I wanted to see what other network architects thought of Cisco's vPC technology which is available on the Nexus line of switches and its application. Personally I believe that under most circunstances vPC is strictly a Data Center technology, it should not be implemented in an user access or closet access scenario in which the more nowdays traditional "layer 3 to the closet" can be applied, with vPC to the closet we are taking advantage of all available bandwidth and the fast convergence but we are still creating an environment susceptible to layer 2 loops, and we are still depending on STP protocol as a backup, perhaps adding some complexity from a support/troubleshooting standpoint. On the other hand, creating P2P /30 routed links between the distribution-access layers can provide the same "use of all available uplinks and fast convergence" results if used in conjunction with a routing protocol that will load balance traffic while at the same time providing L2 fault isolation, this is given that user subnets do not need to span across other closets, which is considered a best practice design anyway.

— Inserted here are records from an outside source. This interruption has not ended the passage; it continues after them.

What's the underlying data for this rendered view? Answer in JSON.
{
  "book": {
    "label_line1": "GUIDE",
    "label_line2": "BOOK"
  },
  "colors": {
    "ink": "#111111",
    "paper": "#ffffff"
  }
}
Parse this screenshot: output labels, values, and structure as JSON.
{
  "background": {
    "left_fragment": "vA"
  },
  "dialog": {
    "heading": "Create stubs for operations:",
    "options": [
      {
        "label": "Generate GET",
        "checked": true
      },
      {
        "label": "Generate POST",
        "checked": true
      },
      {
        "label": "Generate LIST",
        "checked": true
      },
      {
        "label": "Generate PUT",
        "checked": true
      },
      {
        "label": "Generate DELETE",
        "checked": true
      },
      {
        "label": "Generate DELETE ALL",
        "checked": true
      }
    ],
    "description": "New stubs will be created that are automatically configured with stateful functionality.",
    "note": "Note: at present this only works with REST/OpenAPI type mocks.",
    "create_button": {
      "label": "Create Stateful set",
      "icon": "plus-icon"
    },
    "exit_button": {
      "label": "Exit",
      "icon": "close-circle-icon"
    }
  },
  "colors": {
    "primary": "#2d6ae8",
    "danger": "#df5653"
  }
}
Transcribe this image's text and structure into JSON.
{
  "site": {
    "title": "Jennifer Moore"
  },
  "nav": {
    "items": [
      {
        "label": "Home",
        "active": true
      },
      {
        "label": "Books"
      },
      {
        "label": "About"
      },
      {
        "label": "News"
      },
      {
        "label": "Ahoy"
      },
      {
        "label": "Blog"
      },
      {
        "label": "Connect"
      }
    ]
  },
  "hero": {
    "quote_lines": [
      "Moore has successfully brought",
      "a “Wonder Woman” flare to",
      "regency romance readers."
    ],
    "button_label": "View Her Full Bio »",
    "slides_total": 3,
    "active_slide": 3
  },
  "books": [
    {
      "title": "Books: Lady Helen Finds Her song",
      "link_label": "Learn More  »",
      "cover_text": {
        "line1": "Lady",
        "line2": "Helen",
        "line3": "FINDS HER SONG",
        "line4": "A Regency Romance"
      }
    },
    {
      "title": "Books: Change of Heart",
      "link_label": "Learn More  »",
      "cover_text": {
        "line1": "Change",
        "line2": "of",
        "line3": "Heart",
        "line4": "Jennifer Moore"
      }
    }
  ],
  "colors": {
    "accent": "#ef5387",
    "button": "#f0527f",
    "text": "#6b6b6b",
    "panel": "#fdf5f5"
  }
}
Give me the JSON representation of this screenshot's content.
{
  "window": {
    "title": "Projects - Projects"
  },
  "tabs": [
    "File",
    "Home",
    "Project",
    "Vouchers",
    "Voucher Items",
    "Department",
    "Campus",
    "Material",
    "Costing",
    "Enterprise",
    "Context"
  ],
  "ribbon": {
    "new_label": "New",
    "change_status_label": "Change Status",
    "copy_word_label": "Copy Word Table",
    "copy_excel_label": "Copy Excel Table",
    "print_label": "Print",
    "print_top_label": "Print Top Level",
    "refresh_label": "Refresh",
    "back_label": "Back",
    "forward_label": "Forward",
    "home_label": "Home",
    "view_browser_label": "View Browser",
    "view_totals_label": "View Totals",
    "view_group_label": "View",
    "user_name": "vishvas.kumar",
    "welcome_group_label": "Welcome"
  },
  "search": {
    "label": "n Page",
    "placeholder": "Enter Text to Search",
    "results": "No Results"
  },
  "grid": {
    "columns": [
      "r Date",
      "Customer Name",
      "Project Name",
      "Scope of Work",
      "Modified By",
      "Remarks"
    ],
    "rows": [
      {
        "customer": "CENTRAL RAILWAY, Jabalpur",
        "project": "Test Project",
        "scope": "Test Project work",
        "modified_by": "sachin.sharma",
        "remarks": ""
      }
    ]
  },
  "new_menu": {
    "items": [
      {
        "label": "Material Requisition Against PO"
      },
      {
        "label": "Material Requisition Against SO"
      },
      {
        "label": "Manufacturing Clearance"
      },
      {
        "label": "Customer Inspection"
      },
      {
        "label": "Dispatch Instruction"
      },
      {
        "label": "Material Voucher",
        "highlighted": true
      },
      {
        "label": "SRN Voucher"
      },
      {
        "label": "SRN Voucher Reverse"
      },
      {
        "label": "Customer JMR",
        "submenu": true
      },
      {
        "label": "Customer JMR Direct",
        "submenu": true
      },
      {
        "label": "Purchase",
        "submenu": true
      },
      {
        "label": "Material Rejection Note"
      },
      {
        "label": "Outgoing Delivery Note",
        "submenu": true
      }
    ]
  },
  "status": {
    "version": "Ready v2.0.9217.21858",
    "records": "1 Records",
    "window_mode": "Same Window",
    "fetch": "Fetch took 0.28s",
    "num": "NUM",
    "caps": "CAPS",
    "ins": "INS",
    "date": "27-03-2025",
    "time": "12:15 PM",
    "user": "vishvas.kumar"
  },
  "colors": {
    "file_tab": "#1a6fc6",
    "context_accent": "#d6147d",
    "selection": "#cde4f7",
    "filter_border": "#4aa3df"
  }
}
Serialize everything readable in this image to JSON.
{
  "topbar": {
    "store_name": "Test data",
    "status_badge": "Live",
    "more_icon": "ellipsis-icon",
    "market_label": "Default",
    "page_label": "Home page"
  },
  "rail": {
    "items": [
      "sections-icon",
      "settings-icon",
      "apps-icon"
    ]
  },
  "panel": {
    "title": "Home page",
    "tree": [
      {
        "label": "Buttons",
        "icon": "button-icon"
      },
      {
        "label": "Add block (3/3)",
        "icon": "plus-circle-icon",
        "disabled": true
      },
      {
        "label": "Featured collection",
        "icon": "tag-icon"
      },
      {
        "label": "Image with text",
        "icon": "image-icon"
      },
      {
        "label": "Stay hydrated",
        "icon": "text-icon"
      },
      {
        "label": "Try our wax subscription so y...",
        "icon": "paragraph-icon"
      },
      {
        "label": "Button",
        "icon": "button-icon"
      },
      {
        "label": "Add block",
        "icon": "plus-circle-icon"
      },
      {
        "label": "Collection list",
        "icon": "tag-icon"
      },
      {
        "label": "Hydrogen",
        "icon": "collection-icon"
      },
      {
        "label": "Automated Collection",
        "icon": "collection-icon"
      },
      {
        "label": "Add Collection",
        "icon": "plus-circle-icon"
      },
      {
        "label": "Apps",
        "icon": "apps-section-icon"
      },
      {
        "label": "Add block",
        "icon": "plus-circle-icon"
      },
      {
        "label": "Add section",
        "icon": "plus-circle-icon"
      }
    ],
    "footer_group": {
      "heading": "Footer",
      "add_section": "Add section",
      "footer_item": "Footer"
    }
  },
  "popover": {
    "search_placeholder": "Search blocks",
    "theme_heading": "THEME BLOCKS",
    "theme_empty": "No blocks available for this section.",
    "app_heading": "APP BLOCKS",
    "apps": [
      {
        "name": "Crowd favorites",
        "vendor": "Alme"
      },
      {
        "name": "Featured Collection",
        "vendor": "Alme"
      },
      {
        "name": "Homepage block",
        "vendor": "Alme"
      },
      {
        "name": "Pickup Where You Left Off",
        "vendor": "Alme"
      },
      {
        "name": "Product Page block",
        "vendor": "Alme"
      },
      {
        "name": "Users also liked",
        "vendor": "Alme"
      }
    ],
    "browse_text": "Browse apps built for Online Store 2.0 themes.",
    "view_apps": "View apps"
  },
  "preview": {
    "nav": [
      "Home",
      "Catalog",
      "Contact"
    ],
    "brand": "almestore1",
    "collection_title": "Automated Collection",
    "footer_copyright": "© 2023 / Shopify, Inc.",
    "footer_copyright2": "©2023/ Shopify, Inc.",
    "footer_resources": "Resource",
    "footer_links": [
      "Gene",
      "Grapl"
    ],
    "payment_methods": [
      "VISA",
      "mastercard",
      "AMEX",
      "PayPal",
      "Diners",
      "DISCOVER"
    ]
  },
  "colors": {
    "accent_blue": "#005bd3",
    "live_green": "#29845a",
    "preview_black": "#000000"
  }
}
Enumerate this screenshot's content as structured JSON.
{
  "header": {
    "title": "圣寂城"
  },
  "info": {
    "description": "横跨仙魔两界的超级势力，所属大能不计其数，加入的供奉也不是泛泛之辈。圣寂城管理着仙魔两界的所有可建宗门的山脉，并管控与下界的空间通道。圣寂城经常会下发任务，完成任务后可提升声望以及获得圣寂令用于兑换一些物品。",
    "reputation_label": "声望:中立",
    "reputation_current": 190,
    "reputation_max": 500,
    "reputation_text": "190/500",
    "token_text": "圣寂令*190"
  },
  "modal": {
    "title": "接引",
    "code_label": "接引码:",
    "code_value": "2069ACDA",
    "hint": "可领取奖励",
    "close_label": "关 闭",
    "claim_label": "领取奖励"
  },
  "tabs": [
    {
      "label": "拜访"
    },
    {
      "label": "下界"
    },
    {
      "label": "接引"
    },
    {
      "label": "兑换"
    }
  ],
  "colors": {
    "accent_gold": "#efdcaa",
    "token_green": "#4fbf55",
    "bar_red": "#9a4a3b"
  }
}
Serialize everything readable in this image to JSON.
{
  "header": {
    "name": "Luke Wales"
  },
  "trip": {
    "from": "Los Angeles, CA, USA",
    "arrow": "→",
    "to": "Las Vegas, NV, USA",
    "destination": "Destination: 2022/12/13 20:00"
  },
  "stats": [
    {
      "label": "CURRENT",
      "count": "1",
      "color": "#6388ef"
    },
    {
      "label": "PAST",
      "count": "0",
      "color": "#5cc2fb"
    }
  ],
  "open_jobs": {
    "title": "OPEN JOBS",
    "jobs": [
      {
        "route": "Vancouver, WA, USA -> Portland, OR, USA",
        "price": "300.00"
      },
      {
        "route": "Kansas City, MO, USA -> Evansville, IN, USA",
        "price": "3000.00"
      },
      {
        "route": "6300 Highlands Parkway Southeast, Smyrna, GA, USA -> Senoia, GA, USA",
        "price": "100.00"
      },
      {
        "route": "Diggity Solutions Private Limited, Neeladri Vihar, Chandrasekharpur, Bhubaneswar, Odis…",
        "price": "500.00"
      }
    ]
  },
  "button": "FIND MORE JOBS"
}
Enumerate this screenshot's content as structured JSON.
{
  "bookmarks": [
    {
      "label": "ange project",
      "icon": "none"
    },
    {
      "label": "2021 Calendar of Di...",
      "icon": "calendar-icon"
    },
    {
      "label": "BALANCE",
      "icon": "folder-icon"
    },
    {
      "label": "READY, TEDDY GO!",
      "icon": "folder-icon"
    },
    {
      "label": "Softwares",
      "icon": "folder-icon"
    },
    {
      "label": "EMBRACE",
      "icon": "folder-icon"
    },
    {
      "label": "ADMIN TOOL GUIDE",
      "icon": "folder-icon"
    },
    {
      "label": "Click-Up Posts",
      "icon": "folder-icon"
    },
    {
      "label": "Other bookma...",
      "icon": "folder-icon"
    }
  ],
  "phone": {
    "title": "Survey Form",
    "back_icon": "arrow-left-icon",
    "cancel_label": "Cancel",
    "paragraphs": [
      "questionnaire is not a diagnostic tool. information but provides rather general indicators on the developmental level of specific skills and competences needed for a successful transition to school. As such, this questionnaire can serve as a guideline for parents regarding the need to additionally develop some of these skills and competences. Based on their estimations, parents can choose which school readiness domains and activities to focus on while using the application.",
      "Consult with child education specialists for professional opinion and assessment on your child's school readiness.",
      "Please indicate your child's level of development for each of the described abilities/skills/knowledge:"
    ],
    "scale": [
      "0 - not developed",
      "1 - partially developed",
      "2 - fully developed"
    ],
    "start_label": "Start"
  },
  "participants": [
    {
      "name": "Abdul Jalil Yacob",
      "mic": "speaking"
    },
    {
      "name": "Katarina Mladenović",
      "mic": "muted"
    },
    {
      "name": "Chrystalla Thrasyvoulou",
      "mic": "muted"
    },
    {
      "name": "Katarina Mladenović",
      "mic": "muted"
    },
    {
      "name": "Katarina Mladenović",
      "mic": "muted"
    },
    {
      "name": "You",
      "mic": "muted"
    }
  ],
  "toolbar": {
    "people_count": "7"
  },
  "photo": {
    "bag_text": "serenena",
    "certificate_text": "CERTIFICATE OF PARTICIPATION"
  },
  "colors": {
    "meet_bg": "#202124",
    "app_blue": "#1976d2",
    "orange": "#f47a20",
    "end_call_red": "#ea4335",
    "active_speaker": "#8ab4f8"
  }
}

Any thoughts are appreciated.
Personally I believe that under most circunstances vPC is strictly a Data Center technology,
This is not the answer you are looking for but all I can say is "watch this space".
The words "Nexus 2K" and "PoE" have been going around Cisco for some time now.
Yes Nexus is basically designed for Data Centers thats true but proper network design does not say to have L3 between Access layer and Distribution layer.vPC is not complicated but its very simple considering you should not need to take care of STP and this given more BW as you said.
The reason why its designed for Data Centers ofcourse answer is BW. On user level we do not need 10gig kind of links.It does not change the rule of STP but says if you have dual attached device then STP can be ignored if not then use STP.
More benifits can be seen from VSS/Nexus when we go for OTV/VPLS Layer 2 Extension.
I'd really like to know what Cisco has to say about my question.
Are you implying that Nexus2K is being geared towards the user closet?
There are no plans for N2K towards the user access and it will never be available on campus side.
In traditonal campus side, I would look more towards deploying VSS and L3 routed access design. I have designed many DC/Campus consolidation projects for my customers and have always used L3 access routed design or VSS towards the campus side. If Vlan span across the buildings is a requirement, have always used a dedicated aggregation box running either VSS or STP to the access layer and L3 back to the Campus/DC core.
If VPC available on the Catalyst switches, I would use VPC to give me all available active/active bandwidth. In few of the designs, we have used Nexus7K VDC's to act as the dedicated Campus aggregation box running VPC to the user access layer which has worked very well for us.
Hope this helps.
Your traffic patterns may vary from ours but we had a 99% North/South desktop to server farm communications path and we decided to completely consolidate our access/distribution/core into clustered 7Ks and perform routing only on the 7Ks. Validated our design at Networks 2010 and subsequent design modifications as new buildings were added.
We were PC->L2->Access_Closet[.1]->L3->dist_rtrs->L3->core_6500s->L3->server_farm_routers->L2->Servers
we converted to
where the 7Ks are THE router for both the UCS server farms and desktop users. What was a 4 hop connection between users and resources is now 1 hop - the 7Ks.
Works great. We even put the 7Ks in different areas of the core building to limit our environmental issues and provide more flexible WAN/OTV connectivity options, they are positioned similarly to how the distribution layer used to be. Connectivity to data center resources is via multiple divergent 10G links.
Closets in buildings on the same campus connect as follows
Of course we had duplicated closet vlans [10,20,30] and we swapped those when we migrated but other than management IPs no re-addressing requirements were encountered other than to move the closet .1s to a HSRP on the 7Ks. Spanning tree optimizations need to occur as well.
A PLANNED side benefit was that the cost of the 7Ks were only slightly greater than the deactivated 6500s which were able to be re-purposed and not purchased new when expansion occurs.
Probably one of the most satisfying design changes of my career.